 From these named weapons, he attempts to look farther back in time to ascertain whether swords and other weapons from the Iron Age of Europe also were assigned identities. There are, in fact, at least two Iron Age swords with names stamped onto their blades, although the names could belong to the sword, the owner, or the blacksmith.

 More common are swords and spears that have faces (or geometric designs that could be interpreted as faces), which, Pearce argues, may also indicate that they were given an identity. He is aware that “It is dangerous to use analogies from myth to reconstruct prehistoric reality” (p. 64) and “it is certainly true that human beings have a tendency to interpret unstructured visual stimuli in meaningful ways”  and “It might be easy to over-interpret stimuli that may seem to depict faces.” (p. 62)

 Against these statements, he can muster only a weak defense: “But when looking at the spearheads and swords illustrated in this article, the faces are very striking… It is clearly impossible to demonstrate conclusively that faces are meant, but it does seem evident.” (p. 62)

 It does not help that “in some cases the decoration tends towards the abstract and can be recognized as indicating a face only by reference to, and comparison with, the more figurative examples.” (p. 62)

Yet his main idea is intriguing. Perhaps a less descriptive and more analytical approach would produce stronger results.

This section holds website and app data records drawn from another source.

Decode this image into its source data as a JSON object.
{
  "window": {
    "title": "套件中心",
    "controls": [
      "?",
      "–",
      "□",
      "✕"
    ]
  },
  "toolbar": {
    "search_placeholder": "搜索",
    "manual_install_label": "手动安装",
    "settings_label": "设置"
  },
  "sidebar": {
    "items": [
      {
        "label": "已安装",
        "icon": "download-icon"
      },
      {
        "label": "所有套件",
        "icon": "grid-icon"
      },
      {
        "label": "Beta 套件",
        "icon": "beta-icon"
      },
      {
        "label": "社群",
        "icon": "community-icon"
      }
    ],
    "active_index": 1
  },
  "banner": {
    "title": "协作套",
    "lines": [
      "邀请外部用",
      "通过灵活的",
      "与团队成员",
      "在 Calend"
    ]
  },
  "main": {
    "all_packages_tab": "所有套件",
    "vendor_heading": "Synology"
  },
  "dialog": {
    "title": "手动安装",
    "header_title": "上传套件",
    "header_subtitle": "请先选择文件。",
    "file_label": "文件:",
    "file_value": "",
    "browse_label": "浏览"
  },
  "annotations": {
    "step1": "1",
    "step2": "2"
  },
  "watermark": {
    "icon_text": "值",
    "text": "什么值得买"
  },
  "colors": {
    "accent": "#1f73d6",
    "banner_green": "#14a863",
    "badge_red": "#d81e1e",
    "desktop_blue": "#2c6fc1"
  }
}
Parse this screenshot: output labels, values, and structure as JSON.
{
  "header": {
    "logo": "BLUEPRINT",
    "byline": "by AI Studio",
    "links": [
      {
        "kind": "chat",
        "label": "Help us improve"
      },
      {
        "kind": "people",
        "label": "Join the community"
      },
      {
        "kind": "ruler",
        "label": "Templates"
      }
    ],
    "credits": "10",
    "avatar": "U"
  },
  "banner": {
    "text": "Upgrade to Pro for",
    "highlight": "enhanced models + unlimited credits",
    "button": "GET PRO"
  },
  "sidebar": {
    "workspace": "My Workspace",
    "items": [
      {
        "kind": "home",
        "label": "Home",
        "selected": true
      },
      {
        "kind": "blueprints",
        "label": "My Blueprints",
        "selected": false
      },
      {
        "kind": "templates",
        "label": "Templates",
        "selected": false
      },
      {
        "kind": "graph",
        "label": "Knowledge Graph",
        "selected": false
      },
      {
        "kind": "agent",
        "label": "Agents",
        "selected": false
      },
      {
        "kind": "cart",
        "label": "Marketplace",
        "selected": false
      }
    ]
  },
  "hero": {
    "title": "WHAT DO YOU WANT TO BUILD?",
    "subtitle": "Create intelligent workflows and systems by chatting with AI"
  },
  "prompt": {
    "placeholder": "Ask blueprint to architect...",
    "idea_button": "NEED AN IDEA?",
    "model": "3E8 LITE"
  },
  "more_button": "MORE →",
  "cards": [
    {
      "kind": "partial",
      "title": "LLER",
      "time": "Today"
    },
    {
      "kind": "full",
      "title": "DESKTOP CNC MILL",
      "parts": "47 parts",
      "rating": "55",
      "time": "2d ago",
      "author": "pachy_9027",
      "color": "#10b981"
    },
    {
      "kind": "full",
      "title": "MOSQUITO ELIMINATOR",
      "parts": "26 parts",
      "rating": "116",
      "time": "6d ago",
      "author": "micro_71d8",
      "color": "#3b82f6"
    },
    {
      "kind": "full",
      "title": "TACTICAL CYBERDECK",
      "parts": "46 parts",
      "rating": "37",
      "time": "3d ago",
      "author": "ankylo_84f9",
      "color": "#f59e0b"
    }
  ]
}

 The article is open access and available to download at the Cambridge Archaeological Journal.